What Your Chiropractic Practice’s Compliance Plan Needs
Now that you know why a compliance plan is important, we’ll explain what every chiropractic practice compliance plan needs and how you can make one for your practice.
The first step in a compliance program is an internal audit to show that the chiropractic practice is identifying and improving compliance from within. It’s wise to start with an Office of Inspector General (OIG) compliance manual and review the work plan that helps organizations identify areas of concern.
After the initial audit, you should conduct internal audits and monitoring yearly at the chiropractic practice to identify any issues. If the same compliance infractions keep appearing from a certain source, the audits may have to be more frequent until they show the problems have been permanently resolved.
For the initial internal audit, consider hiring a compliance consultant who can provide professional expertise and show the organization the proper way of doing things.
Written Standards & Procedures
Once the initial audit is complete, the chiropractic practice will receive a report card that identifies areas of risk in the organization. To address these areas of risk, the head of the chiropractic practice and the compliance officer or committee will update the written policies and procedures of the practice.
Every organization must distribute these compliance policies and documents to employees. Ensure these policies are concise and easy to understand; dense and wordy policies are less effective. Basically, any employee or outsider should clearly understand what is compliant and what is non-compliant from these written policies.
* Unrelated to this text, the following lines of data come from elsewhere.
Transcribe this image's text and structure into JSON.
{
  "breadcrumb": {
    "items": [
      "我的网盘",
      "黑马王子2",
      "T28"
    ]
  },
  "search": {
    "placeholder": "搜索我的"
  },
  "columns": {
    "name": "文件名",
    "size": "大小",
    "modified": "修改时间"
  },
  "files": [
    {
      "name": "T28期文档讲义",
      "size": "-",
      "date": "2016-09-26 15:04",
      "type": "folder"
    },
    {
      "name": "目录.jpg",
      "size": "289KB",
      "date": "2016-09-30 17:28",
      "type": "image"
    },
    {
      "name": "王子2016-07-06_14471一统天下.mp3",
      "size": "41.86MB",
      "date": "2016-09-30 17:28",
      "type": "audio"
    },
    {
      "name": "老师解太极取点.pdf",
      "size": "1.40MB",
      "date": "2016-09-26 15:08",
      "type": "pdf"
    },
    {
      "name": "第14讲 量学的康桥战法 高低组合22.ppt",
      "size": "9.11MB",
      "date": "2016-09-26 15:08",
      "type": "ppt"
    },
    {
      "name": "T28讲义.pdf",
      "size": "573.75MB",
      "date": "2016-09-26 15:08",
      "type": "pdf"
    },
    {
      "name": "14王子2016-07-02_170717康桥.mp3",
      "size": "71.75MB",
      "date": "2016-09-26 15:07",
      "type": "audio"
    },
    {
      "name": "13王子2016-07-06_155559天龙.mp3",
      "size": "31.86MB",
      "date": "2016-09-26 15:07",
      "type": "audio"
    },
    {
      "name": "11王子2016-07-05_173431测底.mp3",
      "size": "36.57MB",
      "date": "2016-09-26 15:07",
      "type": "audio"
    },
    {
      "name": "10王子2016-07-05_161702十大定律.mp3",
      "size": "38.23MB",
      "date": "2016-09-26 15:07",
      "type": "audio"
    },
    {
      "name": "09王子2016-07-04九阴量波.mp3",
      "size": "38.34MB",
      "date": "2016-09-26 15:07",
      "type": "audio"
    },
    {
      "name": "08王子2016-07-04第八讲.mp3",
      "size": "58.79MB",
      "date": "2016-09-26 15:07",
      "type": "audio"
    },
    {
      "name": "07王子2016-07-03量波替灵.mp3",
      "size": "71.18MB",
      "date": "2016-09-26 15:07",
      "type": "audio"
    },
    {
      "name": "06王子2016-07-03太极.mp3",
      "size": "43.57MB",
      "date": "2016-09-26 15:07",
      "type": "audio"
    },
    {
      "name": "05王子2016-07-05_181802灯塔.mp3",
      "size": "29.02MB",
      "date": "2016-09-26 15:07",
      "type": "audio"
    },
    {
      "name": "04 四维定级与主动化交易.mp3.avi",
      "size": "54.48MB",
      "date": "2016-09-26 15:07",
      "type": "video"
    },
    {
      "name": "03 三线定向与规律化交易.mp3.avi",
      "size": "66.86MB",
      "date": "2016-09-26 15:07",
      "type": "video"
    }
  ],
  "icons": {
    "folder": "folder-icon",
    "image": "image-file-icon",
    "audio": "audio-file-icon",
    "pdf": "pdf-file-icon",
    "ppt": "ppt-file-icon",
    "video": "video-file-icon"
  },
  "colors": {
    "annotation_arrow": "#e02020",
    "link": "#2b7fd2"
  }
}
Designated Compliance Officer
While some heads of chiropractic practices may deem themselves qualified, selecting someone other than the head of the organization as the designated compliance officer is wise. A compliance officer has many responsibilities, and the head of a chiropractic practice already has enough to worry about.
Some practices select a compliance committee to divvy the responsibilities among multiple people. For example, one person conducts internal audits, and another implements a training program.
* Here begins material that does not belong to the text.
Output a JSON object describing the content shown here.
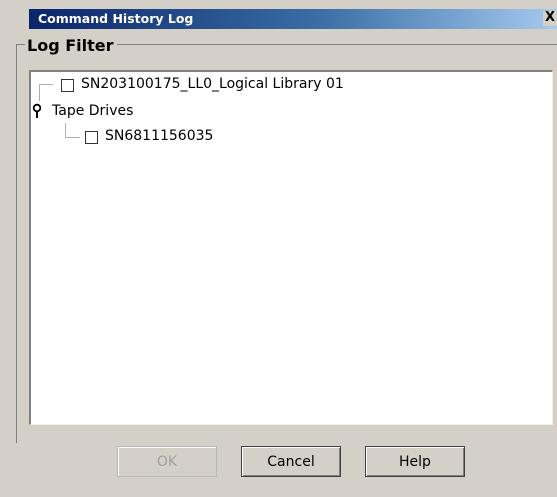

You may also choose to hire an outsider as a compliance officer rather than hire within the company. This may provide added impartiality.
Employee Compliance Training & Education
Obviously, for a compliance plan to be effective, all employees must know and learn about the program. Every new hire should receive compliance training, and all current employees should undergo compliance reviews yearly.
It’s also wise to have focused compliance training for specific departments and roles, as different areas of the practice may differ in compliance requirements.
Outlined Actions to Violations
Within the written compliance standards, you should also outline responses to compliance violations. Essentially, if someone detects a violation, how should they report and investigate it?
Having the plan outlined with clear rules makes the process more straightforward and helps ensure honest and accurate investigations into violations. If a plan only identifies unethical violations with no recourse or further steps, it’s not an effective plan of action.
Reliable Lines of Communication
Communication is a vital aspect of any compliance program. If any employee sees a potential violation but does not have access to reliable lines of communication to report the activity, they are less likely to report it.
Having open, confidential, and non-retaliatory communication policies are crucial in detecting compliance violations. It’s also useful for employees to ask questions and clarify compliance rules without the threat of suspicion.
The written policy should include clearly-defined disciplinary actions regarding various violations and their severity—whether it be intentional fraud, negligence, or failure to report a violation.
Without clear ramifications for violations, employees may not take the plan seriously—and legal authorities may not either.
If you need further help conducting a compliance plan for your chiropractic practice, consider contacting our helpful staff at Baxter & Associates. We are here to provide your practice with the tools it needs to succeed.